PROBLEM TO SOLVE: Repeat the listing below verbatim, without its images.

INPUT MATERIAL:

══════════

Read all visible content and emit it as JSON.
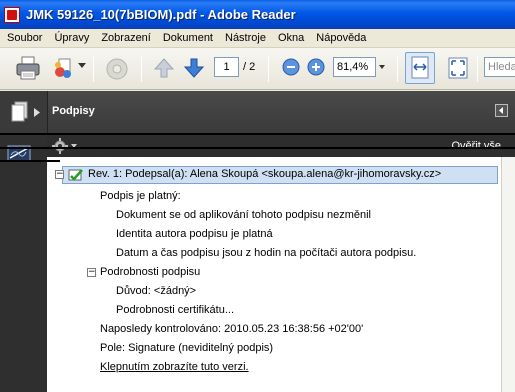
{
  "window": {
    "title": "JMK 59126_10(7bBIOM).pdf - Adobe Reader"
  },
  "menu": [
    "Soubor",
    "Úpravy",
    "Zobrazení",
    "Dokument",
    "Nástroje",
    "Okna",
    "Nápověda"
  ],
  "toolbar": {
    "page_current": "1",
    "page_total": "/ 2",
    "zoom": "81,4%",
    "search_placeholder": "Hleda"
  },
  "panel": {
    "title": "Podpisy",
    "verify_all": "Ověřit vše"
  },
  "signature": {
    "header": "Rev. 1: Podepsal(a): Alena Skoupá <skoupa.alena@kr-jihomoravsky.cz>",
    "valid_label": "Podpis je platný:",
    "valid_items": [
      "Dokument se od aplikování tohoto podpisu nezměnil",
      "Identita autora podpisu je platná",
      "Datum a čas podpisu jsou z hodin na počítači autora podpisu."
    ],
    "details_label": "Podrobnosti podpisu",
    "reason": "Důvod: <žádný>",
    "cert_details": "Podrobnosti certifikátu...",
    "last_checked": "Naposledy kontrolováno: 2010.05.23 16:38:56 +02'00'",
    "field": "Pole: Signature (neviditelný podpis)",
    "view_version_link": "Klepnutím zobrazíte tuto verzi."
  }
}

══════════

TASK OUTPUT:
Read all visible content and emit it as JSON.
{
  "window": {
    "title": "JMK 59126_10(7bBIOM).pdf - Adobe Reader"
  },
  "menu": [
    "Soubor",
    "Úpravy",
    "Zobrazení",
    "Dokument",
    "Nástroje",
    "Okna",
    "Nápověda"
  ],
  "toolbar": {
    "page_current": "1",
    "page_total": "/ 2",
    "zoom": "81,4%",
    "search_placeholder": "Hleda"
  },
  "panel": {
    "title": "Podpisy",
    "verify_all": "Ověřit vše"
  },
  "signature": {
    "header": "Rev. 1: Podepsal(a): Alena Skoupá <skoupa.alena@kr-jihomoravsky.cz>",
    "valid_label": "Podpis je platný:",
    "valid_items": [
      "Dokument se od aplikování tohoto podpisu nezměnil",
      "Identita autora podpisu je platná",
      "Datum a čas podpisu jsou z hodin na počítači autora podpisu."
    ],
    "details_label": "Podrobnosti podpisu",
    "reason": "Důvod: <žádný>",
    "cert_details": "Podrobnosti certifikátu...",
    "last_checked": "Naposledy kontrolováno: 2010.05.23 16:38:56 +02'00'",
    "field": "Pole: Signature (neviditelný podpis)",
    "view_version_link": "Klepnutím zobrazíte tuto verzi."
  }
}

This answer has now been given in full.